We need common sense gun safety measures and mental health resources
UnidosUS President and CEO Janet Murguía testified today at the People’s Filibuster for Gun Safety in Washington, DC. The following are her testimony remarks as provided to the session, which included a Spanish-language message.
I am Janet Murguía, President and CEO of UnidosUS, the largest national Hispanic civil rights and advocacy organization in the US.
The Latino community is still reeling from the hate-filled mass shooting in Buffalo, New York and most recently in Uvalde, Texas, just a few weeks ago. Nineteen young children and two of their teachers—nearly all of whom were Latino and Latina—were brutally murdered in their classroom on what was one of the last days of school.
Protecting our children and helping them cope with the aftermath of such violence is of paramount importance to our community across the country.
As such, Hispanics have a vital interest in ensuring that our country takes long overdue steps to address the epidemic of gun violence. Nearly 20,000 Latinos are wounded or killed each year by guns, and Latino children are three times more likely to be killed by gun violence than white children.
In the aftermath of another shooting—the 2016 murder of 49 people, 36 of whom were Hispanic, at the Pulse Nightclub in Orlando, Florida—UnidosUS announced our strong support for robust, common sense gun measures. We called for a ban on assault weapons, universal background checks, and other reasonable restrictions on the acquisition of firearms and ammunition consistent with the protections of the civil rights of all Americans, improved collection and analysis of gun violence data by the federal government, and an increase in mental health supports.
In the wake of Uvalde and Buffalo, we call for additional gun safety measures to help stem future mass shootings including:
- red flag laws
- closing loopholes in background check laws
- safe storage laws
- and raising the age to purchase assault weapons from 18 to 21.
While modest, we believe that the recent bipartisan agreement in the Senate is a good first step to enacting some of these long overdue policies.
We also firmly believe, though, that recognizing gun violence is a public health crisis must be an imperative for change. We support significant support for mental health services that not only help to reduce threats, but also help support communities that must grapple with the harms of gun violence.
And given our experiences in Orlando and El Paso, it is critical that those mental health services be linguistically and culturally competent, since language barriers and cost have been obstacles to care for many Latino children and adults.
We cannot allow future generations of children to die or suffer life-long mental and physical health effects from continued unchecked gun violence. We have do whatever we can to prevent the next Uvalde or the next Buffalo.
After so much horror and trauma, we must—and can—act to heal now and to change our future. We must do all we can to embrace every community that is suffering.

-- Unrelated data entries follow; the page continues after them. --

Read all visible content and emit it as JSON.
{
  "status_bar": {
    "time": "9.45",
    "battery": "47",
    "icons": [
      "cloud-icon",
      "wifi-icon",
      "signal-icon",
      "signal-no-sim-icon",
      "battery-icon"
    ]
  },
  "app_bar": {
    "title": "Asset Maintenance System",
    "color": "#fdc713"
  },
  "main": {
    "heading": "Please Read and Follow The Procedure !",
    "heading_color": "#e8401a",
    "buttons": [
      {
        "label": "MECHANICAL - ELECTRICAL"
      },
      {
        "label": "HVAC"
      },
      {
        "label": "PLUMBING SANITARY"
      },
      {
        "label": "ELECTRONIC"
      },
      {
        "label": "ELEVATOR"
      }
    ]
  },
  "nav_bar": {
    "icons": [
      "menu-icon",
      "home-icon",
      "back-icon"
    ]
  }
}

We need action now, starting with common sense gun safety measures and mental health resources, that protect our children and offer all of us a safer tomorrow.
Las familias de Uvalde siguen presentes en nuestros pensamientos y oraciones.
Necesitamos ayudarlos a ellos y a otras comunidades en nuestro país para que puedan sanar.
Y debemos trabajar para cambiar nuestros futuros.
Necesitamos acción ahora, comenzando con reformas sensatas en nuestras leyes sobre armas de fuego y recursos de salud mental que protejan a nuestros niños y nos den a todos un mañana más seguro.
Thank you very much.